#### Data provided:
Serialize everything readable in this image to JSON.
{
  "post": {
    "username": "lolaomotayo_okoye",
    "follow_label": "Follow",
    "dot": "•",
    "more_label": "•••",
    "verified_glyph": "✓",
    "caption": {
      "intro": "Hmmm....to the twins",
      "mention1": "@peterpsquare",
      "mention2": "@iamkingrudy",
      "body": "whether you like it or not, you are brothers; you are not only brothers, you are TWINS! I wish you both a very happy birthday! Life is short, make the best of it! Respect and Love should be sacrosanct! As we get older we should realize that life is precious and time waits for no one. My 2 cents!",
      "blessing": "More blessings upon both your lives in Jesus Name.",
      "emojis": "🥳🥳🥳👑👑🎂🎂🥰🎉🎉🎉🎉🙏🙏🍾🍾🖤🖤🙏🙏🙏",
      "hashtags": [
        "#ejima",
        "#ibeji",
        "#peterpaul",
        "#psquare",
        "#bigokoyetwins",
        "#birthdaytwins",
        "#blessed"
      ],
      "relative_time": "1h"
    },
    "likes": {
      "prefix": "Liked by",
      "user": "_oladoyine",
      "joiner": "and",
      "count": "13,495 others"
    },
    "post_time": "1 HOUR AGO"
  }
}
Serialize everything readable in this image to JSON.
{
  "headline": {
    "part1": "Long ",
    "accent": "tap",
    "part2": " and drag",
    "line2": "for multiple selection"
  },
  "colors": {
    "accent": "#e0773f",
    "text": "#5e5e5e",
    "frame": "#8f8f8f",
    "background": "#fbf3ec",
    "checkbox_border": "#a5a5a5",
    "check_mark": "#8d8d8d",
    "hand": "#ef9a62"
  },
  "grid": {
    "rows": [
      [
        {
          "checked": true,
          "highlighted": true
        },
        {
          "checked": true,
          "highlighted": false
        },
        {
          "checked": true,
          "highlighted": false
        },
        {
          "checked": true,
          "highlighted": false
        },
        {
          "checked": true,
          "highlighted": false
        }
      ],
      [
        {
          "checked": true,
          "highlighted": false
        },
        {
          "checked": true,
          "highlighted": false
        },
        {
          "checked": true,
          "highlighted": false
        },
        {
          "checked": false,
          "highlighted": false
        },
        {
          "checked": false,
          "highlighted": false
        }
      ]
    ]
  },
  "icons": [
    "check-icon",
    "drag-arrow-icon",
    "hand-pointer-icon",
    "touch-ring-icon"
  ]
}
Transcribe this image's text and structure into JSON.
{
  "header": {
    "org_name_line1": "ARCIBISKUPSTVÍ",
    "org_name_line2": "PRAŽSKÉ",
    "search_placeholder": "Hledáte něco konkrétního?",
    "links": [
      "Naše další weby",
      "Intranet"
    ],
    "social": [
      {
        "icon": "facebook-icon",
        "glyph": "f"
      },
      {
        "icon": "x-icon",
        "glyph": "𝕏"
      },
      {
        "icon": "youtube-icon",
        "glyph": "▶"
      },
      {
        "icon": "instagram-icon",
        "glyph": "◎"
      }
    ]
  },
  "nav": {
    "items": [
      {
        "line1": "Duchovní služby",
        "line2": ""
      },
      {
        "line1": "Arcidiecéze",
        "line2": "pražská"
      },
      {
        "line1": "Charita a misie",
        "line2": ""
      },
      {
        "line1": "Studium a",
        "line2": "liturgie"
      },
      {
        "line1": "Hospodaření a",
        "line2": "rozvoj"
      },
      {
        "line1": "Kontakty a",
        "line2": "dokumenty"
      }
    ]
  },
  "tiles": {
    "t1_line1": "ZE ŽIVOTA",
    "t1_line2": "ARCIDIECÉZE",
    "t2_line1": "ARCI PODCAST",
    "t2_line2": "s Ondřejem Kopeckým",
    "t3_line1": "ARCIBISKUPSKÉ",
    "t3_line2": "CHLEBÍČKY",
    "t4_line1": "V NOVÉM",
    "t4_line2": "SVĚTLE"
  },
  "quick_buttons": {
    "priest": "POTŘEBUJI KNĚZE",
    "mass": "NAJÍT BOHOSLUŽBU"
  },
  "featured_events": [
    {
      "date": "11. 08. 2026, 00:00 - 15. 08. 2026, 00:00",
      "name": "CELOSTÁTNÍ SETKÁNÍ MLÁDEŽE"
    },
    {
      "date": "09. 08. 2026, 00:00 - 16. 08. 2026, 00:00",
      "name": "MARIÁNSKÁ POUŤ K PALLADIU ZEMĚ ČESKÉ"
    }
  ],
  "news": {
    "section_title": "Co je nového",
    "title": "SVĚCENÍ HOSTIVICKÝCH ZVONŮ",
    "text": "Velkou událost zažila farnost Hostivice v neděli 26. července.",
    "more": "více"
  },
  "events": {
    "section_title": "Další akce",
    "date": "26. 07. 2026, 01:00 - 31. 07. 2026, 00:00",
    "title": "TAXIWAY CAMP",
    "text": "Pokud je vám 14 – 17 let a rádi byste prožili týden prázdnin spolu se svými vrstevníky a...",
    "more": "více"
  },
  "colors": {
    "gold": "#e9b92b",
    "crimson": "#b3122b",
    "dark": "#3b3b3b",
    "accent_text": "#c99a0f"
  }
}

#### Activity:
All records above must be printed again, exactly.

#### Response area:
Serialize everything readable in this image to JSON.
{
  "post": {
    "username": "lolaomotayo_okoye",
    "follow_label": "Follow",
    "dot": "•",
    "more_label": "•••",
    "verified_glyph": "✓",
    "caption": {
      "intro": "Hmmm....to the twins",
      "mention1": "@peterpsquare",
      "mention2": "@iamkingrudy",
      "body": "whether you like it or not, you are brothers; you are not only brothers, you are TWINS! I wish you both a very happy birthday! Life is short, make the best of it! Respect and Love should be sacrosanct! As we get older we should realize that life is precious and time waits for no one. My 2 cents!",
      "blessing": "More blessings upon both your lives in Jesus Name.",
      "emojis": "🥳🥳🥳👑👑🎂🎂🥰🎉🎉🎉🎉🙏🙏🍾🍾🖤🖤🙏🙏🙏",
      "hashtags": [
        "#ejima",
        "#ibeji",
        "#peterpaul",
        "#psquare",
        "#bigokoyetwins",
        "#birthdaytwins",
        "#blessed"
      ],
      "relative_time": "1h"
    },
    "likes": {
      "prefix": "Liked by",
      "user": "_oladoyine",
      "joiner": "and",
      "count": "13,495 others"
    },
    "post_time": "1 HOUR AGO"
  }
}
Serialize everything readable in this image to JSON.
{
  "headline": {
    "part1": "Long ",
    "accent": "tap",
    "part2": " and drag",
    "line2": "for multiple selection"
  },
  "colors": {
    "accent": "#e0773f",
    "text": "#5e5e5e",
    "frame": "#8f8f8f",
    "background": "#fbf3ec",
    "checkbox_border": "#a5a5a5",
    "check_mark": "#8d8d8d",
    "hand": "#ef9a62"
  },
  "grid": {
    "rows": [
      [
        {
          "checked": true,
          "highlighted": true
        },
        {
          "checked": true,
          "highlighted": false
        },
        {
          "checked": true,
          "highlighted": false
        },
        {
          "checked": true,
          "highlighted": false
        },
        {
          "checked": true,
          "highlighted": false
        }
      ],
      [
        {
          "checked": true,
          "highlighted": false
        },
        {
          "checked": true,
          "highlighted": false
        },
        {
          "checked": true,
          "highlighted": false
        },
        {
          "checked": false,
          "highlighted": false
        },
        {
          "checked": false,
          "highlighted": false
        }
      ]
    ]
  },
  "icons": [
    "check-icon",
    "drag-arrow-icon",
    "hand-pointer-icon",
    "touch-ring-icon"
  ]
}
Transcribe this image's text and structure into JSON.
{
  "header": {
    "org_name_line1": "ARCIBISKUPSTVÍ",
    "org_name_line2": "PRAŽSKÉ",
    "search_placeholder": "Hledáte něco konkrétního?",
    "links": [
      "Naše další weby",
      "Intranet"
    ],
    "social": [
      {
        "icon": "facebook-icon",
        "glyph": "f"
      },
      {
        "icon": "x-icon",
        "glyph": "𝕏"
      },
      {
        "icon": "youtube-icon",
        "glyph": "▶"
      },
      {
        "icon": "instagram-icon",
        "glyph": "◎"
      }
    ]
  },
  "nav": {
    "items": [
      {
        "line1": "Duchovní služby",
        "line2": ""
      },
      {
        "line1": "Arcidiecéze",
        "line2": "pražská"
      },
      {
        "line1": "Charita a misie",
        "line2": ""
      },
      {
        "line1": "Studium a",
        "line2": "liturgie"
      },
      {
        "line1": "Hospodaření a",
        "line2": "rozvoj"
      },
      {
        "line1": "Kontakty a",
        "line2": "dokumenty"
      }
    ]
  },
  "tiles": {
    "t1_line1": "ZE ŽIVOTA",
    "t1_line2": "ARCIDIECÉZE",
    "t2_line1": "ARCI PODCAST",
    "t2_line2": "s Ondřejem Kopeckým",
    "t3_line1": "ARCIBISKUPSKÉ",
    "t3_line2": "CHLEBÍČKY",
    "t4_line1": "V NOVÉM",
    "t4_line2": "SVĚTLE"
  },
  "quick_buttons": {
    "priest": "POTŘEBUJI KNĚZE",
    "mass": "NAJÍT BOHOSLUŽBU"
  },
  "featured_events": [
    {
      "date": "11. 08. 2026, 00:00 - 15. 08. 2026, 00:00",
      "name": "CELOSTÁTNÍ SETKÁNÍ MLÁDEŽE"
    },
    {
      "date": "09. 08. 2026, 00:00 - 16. 08. 2026, 00:00",
      "name": "MARIÁNSKÁ POUŤ K PALLADIU ZEMĚ ČESKÉ"
    }
  ],
  "news": {
    "section_title": "Co je nového",
    "title": "SVĚCENÍ HOSTIVICKÝCH ZVONŮ",
    "text": "Velkou událost zažila farnost Hostivice v neděli 26. července.",
    "more": "více"
  },
  "events": {
    "section_title": "Další akce",
    "date": "26. 07. 2026, 01:00 - 31. 07. 2026, 00:00",
    "title": "TAXIWAY CAMP",
    "text": "Pokud je vám 14 – 17 let a rádi byste prožili týden prázdnin spolu se svými vrstevníky a...",
    "more": "více"
  },
  "colors": {
    "gold": "#e9b92b",
    "crimson": "#b3122b",
    "dark": "#3b3b3b",
    "accent_text": "#c99a0f"
  }
}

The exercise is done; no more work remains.